by Robert Harris
In Conspirata, British political journalist turned novelist Robert Harris recounts the life of the ancient Roman politician Cicero in a way that easily resonates with our modern political debates. While an earlier novel, Imperium, traced Cicero's rise to power in the Roman republic, this one tells the story of Cicero's tumultuous year as the Roman chief executive. Harris does a wonderful job bringing Cicero to life, not as a white marble bust but as a very human politician making choices — some of them inspired, some of them mistaken, most of them a little of both. As Cicero struggles to realize his great ambition while preserving as much as he can of his principles, he tacks left and right like a ship sailing against the wind. The delight of Harris' plotting is the way that whenever Cicero takes a political shortcut, it comes back to bite him later.
400 pages, $16, Pocket Books
by Louise Erdrich
Shadow Tag is the story of a marriage unraveling. Irene America, a Native American scholar with a drinking problem and a long unfinished thesis weighing down on her confidence, is married to Gil, a Native American painter famous for his stunning and sometimes degrading depictions of his favorite and only model, his wife. As the book begins, Irene discovers that Gil has been reading her diary, and so she begins a fake diary filled with untruths, to plant doubts about her fidelity in her husband's mind. As the couple's tension intensifies, their three children become watchful and wary of their father's violent outbursts. It sounds grim, but Erdrich's gift for storytelling leaves the reader wanting and needing to know what happens next, hoping somehow that things will turn out all right for these quirky, smart and devastatingly vulnerable children. The novel's ending is like one of those movies where you think the climax has been reached and, just as you begin to breathe normally, a new twist springs up and leaves you stunned.
272 pages, $14.99, Harper Perennial
Known To Evil
by Walter Mosley
This second installment of Walter Mosley's new detective series opens at the dinner table — walnut cabinet, Blue Danube china, old quart pickle jar doing duty as a flower vase — then takes you inside the head of private detective Leonid McGill. Shades of Mosley's Easy Rawlins have made their way into this new character — which is good and bad. As McGill tries to find a missing woman, avoid police determined to jail him, deal with his imploding marriage, protect his sons from themselves, fend off a move to evict him from his offices and heal from a broken heart administered by an ex-lover, some readers may feels he's just an updated Easy in a new location. But Known to Evil is still good reading. As usual, Mosley keeps the twists and turns coming, artfully laying out a string of complications that lead you forward like a kitten chasing yarn, and ultimately waiting for the next installment.
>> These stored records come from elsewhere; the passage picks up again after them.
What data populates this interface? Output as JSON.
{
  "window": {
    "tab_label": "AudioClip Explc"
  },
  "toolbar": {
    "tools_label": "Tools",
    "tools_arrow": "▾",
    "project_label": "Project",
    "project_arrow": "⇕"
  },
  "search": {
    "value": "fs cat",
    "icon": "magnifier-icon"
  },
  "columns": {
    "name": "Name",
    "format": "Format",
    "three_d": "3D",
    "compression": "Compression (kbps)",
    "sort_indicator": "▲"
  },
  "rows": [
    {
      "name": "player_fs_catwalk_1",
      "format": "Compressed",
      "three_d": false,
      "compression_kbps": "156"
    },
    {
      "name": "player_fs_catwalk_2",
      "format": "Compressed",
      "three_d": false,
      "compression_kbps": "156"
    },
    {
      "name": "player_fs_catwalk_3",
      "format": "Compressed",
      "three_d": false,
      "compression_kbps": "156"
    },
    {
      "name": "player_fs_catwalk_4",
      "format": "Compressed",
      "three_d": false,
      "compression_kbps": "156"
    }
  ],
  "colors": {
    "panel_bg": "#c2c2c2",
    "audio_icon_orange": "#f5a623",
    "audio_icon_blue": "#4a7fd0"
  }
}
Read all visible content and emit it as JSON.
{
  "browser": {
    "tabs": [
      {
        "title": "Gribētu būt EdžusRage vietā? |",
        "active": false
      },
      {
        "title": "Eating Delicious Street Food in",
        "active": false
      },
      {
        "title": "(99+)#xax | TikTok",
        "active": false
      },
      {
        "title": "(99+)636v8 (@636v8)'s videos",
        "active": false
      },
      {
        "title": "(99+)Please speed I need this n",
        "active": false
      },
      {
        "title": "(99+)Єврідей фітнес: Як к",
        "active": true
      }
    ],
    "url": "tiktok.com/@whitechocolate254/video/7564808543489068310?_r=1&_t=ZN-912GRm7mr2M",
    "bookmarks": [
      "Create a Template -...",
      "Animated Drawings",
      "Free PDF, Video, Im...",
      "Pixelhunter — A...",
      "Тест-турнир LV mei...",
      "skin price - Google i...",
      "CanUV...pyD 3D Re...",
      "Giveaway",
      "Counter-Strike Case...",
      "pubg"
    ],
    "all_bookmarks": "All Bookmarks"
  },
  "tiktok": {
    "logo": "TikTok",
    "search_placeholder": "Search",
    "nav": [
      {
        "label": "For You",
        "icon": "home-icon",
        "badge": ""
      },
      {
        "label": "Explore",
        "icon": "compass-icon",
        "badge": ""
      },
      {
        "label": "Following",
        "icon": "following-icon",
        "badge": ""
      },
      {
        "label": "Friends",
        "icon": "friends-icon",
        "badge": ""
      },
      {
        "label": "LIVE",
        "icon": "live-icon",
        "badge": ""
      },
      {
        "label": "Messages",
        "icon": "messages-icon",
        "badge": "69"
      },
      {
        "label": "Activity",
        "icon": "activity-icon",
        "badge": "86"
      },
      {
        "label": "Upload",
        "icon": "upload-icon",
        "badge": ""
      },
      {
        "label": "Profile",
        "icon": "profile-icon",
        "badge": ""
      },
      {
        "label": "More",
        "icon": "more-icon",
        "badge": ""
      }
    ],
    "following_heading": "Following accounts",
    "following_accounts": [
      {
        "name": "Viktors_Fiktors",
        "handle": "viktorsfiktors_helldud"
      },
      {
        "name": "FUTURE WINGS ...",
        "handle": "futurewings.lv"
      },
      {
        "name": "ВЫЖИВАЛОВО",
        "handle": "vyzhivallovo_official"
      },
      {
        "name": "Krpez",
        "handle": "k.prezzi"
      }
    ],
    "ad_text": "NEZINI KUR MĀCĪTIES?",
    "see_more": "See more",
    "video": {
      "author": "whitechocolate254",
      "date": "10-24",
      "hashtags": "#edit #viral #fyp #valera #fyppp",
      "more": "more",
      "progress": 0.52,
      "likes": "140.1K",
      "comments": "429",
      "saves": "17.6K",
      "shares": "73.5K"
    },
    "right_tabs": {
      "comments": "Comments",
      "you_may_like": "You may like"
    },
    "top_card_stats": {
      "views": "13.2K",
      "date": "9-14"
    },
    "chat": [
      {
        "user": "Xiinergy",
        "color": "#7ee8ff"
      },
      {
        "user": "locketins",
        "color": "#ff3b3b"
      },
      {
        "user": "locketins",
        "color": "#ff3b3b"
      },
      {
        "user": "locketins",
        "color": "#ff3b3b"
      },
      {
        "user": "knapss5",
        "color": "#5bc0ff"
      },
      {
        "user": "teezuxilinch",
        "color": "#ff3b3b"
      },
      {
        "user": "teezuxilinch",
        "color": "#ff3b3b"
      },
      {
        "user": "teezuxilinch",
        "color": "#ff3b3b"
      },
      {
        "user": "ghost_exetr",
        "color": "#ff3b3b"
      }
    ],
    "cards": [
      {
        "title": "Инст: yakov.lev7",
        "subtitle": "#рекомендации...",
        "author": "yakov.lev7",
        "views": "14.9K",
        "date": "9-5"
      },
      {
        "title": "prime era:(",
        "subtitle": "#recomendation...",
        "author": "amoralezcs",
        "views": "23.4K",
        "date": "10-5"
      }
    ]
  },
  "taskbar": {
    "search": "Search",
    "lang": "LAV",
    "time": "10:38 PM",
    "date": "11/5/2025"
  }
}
352 pages, $15, NAL Trade
The Big Short
Inside the Doomsday Machine
by Michael Lewis
Even though it's been three years since the economy started its spiral, most of us still don't understand what "collateralized debt obligations" are, and why they've made our checking accounts dwindle. As a young investor who studied subprime mortgage bonds tells investigative journalist Michael Lewis: "[T]here's a reason why it doesn't quite make sense to us. It's because it doesn't quite make sense." In The Big Short, however, Lewis manages to explain the roots of the financial crisis in an absorbing, easy-to-understand way. His smart, entertaining book follows a handful of mavericks who saw the subprime mortgage crisis coming and, to the tune of millions, profitably shorted — i.e., bet against — the market. The present economic meltdown has changed everything, of course, from the way Americans vote to the way we conduct wars; The Big Short provides a necessary, if discouraging, explanation of how one of the worst financial crises in history came to pass.
320 pages, $15.95, W.W. Norton & Co.
by Elizabeth Gilbert
Having each survived painful divorces, Elizabeth Gilbert and Felipe, the Brazilian-born Australian citizen she fell in love with at the end of her best-selling memoir, Eat, Pray, Love, promised to love but never marry. But they are forced into a decision by a Homeland Security agent who detains Felipe at an airport: They must marry or he cannot live with her in the U.S. During months in exile, Gilbert agonizes about her reservations and explores the meaning of marriage across cultures and its historic implications for women. It's a book you can read in one sitting, made all the more fascinating by the idea that this megaselling author ditched the first draft of the sequel to Eat, Pray, Love. She seems wiser the second time around, and her conversations with her mother and grandmother give a telling and touching three-generational perspective.